As the group explored ideas for how to bridge the gap, standardization emerged as one opportunity for collaboration. ALA’s Uniform Process-Based Management System (UPBMS) can support initiatives to streamline processes, gain insight into the true costs of delivering legal services, and provide a common language that both law firms and clients can use in assessing the full range of support tasks in legal operations.
Likewise, ALA is working with the Legal Marketing Association and the International Legal Technology Association as part of Standards Advancement for the Legal Industry (SALI), a consortium developing legal matter coding standards to bring greater consistency and clarity to pricing, procurement and management of legal services.
But at the center of the discussion was the need for better communication and collaboration.
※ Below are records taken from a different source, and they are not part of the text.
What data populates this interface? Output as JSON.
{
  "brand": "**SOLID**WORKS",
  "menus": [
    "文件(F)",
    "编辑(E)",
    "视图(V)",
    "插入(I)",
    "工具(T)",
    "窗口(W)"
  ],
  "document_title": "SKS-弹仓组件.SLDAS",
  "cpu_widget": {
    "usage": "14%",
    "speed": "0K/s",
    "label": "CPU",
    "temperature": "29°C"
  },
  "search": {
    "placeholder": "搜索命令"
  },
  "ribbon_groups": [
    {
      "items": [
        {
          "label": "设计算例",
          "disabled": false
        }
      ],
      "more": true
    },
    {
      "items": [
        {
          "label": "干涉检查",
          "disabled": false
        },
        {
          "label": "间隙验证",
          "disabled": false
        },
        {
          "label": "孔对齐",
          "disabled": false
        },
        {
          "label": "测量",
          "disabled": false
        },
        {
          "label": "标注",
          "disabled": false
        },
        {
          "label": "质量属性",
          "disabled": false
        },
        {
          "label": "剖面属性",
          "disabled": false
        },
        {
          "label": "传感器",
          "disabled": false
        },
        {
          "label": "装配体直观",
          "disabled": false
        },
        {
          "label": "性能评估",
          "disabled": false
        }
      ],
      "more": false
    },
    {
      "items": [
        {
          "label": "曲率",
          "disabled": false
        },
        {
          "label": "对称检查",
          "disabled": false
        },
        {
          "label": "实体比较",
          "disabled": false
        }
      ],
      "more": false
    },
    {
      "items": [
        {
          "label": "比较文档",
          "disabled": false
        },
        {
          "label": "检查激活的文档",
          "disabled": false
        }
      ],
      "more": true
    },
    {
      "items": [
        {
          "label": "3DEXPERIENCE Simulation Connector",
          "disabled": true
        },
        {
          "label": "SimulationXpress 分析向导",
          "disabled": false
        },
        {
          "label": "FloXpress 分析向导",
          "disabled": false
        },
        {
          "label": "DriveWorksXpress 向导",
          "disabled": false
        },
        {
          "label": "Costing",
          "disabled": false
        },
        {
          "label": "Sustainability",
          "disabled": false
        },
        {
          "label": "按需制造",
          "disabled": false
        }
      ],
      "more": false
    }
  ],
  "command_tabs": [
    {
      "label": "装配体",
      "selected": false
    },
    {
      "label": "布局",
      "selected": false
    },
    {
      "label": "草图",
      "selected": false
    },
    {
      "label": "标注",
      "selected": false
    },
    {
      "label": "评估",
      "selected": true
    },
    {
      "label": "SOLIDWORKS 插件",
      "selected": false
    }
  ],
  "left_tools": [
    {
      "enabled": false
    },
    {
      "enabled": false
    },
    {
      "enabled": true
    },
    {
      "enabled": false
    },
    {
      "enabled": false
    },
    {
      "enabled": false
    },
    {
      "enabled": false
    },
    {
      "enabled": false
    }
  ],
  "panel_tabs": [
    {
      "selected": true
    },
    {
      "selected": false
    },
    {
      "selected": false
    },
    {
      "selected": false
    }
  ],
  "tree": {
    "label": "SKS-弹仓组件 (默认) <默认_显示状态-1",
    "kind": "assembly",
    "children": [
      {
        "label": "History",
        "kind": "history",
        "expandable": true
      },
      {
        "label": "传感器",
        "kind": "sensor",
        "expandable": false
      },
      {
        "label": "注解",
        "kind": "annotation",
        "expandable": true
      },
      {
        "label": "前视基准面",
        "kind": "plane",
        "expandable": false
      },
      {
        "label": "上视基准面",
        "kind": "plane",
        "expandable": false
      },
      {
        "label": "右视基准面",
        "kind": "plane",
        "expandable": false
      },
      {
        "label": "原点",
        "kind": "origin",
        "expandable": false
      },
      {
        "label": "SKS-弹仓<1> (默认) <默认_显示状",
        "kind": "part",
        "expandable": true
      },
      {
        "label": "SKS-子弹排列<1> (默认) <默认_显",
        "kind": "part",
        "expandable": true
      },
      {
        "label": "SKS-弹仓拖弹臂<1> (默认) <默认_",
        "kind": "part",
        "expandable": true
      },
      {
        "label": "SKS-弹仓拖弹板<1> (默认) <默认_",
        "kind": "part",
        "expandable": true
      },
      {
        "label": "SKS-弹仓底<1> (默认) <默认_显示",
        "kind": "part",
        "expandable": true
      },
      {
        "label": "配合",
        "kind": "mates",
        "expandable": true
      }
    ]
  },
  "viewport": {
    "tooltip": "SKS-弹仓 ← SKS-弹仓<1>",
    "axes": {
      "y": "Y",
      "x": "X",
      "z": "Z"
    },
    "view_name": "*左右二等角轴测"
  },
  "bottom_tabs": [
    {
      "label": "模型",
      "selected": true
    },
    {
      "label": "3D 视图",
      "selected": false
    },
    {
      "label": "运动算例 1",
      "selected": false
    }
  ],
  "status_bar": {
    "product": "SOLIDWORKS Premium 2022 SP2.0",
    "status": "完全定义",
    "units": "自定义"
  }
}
How can law firm leaders be a catalyst for more engagement and cooperation with corporate legal operations professionals? How can we encourage our key client relationship managers to support and facilitate these conversations, allowing the folks responsible for making back-end operations work effectively to connect and find solutions to shared pain points? How do our law firm operations professionals lead change within the firm to adopt practices that improve legal service delivery? How do we help corporate clients in making the changes needed to improve the selection and evaluation of law firms?
As the legal industry continues to transform and client pressures continue to increase, perhaps we have reached a tipping point where the operations professionals on both sides of the relationship have a unique opportunity to work together to find solutions to these challenges. As the leaders in the business of law, ALA has the opportunity to be that catalyst.
We have taken some early steps in our work with UPBMS and SALI, but the next steps will require law firm leaders to convince the traditional owners of the client relationship to welcome their involvement in strengthening the client relationship. I look forward to exploring ways ALA can help facilitate that change.